Anthony Tillmon Williams: born Dec. 12, 1945 in Chicago; died Feb. 23, 1997 in Daly City, CA
- Began drum studies with Alan Dawson in Boston at age 10.
- At 16, Williams was brought to New York by Jackie McLean after McLean heard him play at Connolly’s, a Boston jazz club.
- At 17, he became a member of the Miles Davis Quintet, joining pianist Herbie Hancock and bassist Ron Carter in one of jazz’s immortal rhythm sections.
- Formed the fusion band Lifetime with John McLaughlin and Larry Young in 1969, and later joined the Davis alumni band V.S.O.P.
- Formed quintet in 1986 with trumpeter Wallace Roney, saxophonist Bill Pierce, pianist Mulgrew Miller and bassist Ira Coleman, which played together for six years.

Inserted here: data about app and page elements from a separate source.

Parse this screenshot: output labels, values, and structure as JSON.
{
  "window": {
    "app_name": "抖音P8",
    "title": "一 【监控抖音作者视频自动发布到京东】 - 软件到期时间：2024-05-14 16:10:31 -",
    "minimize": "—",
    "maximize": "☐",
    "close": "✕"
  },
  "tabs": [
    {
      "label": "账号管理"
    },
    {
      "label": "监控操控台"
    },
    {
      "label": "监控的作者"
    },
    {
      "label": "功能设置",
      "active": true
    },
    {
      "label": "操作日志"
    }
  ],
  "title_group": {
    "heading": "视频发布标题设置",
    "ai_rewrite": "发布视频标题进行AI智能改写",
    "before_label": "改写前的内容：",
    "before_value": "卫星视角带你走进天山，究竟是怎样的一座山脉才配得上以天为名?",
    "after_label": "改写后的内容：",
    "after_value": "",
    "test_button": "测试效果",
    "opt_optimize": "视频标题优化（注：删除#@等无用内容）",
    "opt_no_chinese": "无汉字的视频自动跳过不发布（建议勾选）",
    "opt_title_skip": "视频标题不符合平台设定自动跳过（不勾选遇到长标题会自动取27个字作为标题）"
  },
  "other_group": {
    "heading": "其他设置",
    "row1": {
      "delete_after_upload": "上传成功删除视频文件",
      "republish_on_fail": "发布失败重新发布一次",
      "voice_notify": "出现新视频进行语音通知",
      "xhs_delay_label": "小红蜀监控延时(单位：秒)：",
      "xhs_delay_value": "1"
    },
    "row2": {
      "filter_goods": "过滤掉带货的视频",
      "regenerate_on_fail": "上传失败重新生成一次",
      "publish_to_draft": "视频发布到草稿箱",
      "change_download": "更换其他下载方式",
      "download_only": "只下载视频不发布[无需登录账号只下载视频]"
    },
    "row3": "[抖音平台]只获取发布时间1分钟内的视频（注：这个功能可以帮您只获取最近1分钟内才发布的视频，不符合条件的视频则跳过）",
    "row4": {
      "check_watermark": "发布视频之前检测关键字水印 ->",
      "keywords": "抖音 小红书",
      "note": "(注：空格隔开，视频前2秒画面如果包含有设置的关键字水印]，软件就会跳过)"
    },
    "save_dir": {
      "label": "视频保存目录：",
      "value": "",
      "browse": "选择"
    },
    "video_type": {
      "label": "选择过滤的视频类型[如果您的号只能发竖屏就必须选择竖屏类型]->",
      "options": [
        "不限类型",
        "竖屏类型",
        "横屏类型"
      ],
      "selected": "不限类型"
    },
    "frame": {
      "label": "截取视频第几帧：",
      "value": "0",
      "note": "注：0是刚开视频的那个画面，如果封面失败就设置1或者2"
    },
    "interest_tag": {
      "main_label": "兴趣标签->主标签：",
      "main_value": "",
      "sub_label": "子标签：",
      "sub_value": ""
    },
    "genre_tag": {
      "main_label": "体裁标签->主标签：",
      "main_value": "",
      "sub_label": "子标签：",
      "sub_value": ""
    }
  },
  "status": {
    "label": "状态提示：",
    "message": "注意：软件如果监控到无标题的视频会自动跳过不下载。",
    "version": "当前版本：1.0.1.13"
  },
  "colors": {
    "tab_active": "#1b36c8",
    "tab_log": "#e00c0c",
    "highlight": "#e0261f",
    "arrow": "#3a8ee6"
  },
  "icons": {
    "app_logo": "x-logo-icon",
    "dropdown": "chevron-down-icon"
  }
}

- Williams was voted the top drummer in jazz by the readers of Down Beat magazine in 1979.
- Williams died at age 51 from complications after minor surgery.
Tony Williams (Promotional photo)
Bob Blumenthal on Tony Williams
Among his many achievements, Tony Williams was the most talented prodigy in jazz history, beginning private studies at age 10 with drum legend Alan Dawson and making his initial forays into free improvisation while barely a teenager with Sam Rivers’ Boston Improvisational Ensemble. At 17, Williams broke into two charmed circles— Blue Note Records and the Miles Davis Quintet —where he would redefine the role of the drums through the remainder of the ’60s.
After five years with Davis, Williams formed Lifetime, one of the first and — especially in its original trio incarnation with John McLaughlin and organist Larry Young —arguably the best of the jazz/rock “fusion” bands.
Even with his premature passing, Williams’ legacy of innovation on his instrument, and the inspired empathy he displayed in several classic bands, ensure that he will be considered among the very greatest jazz figures of the past 40 years on any instrument.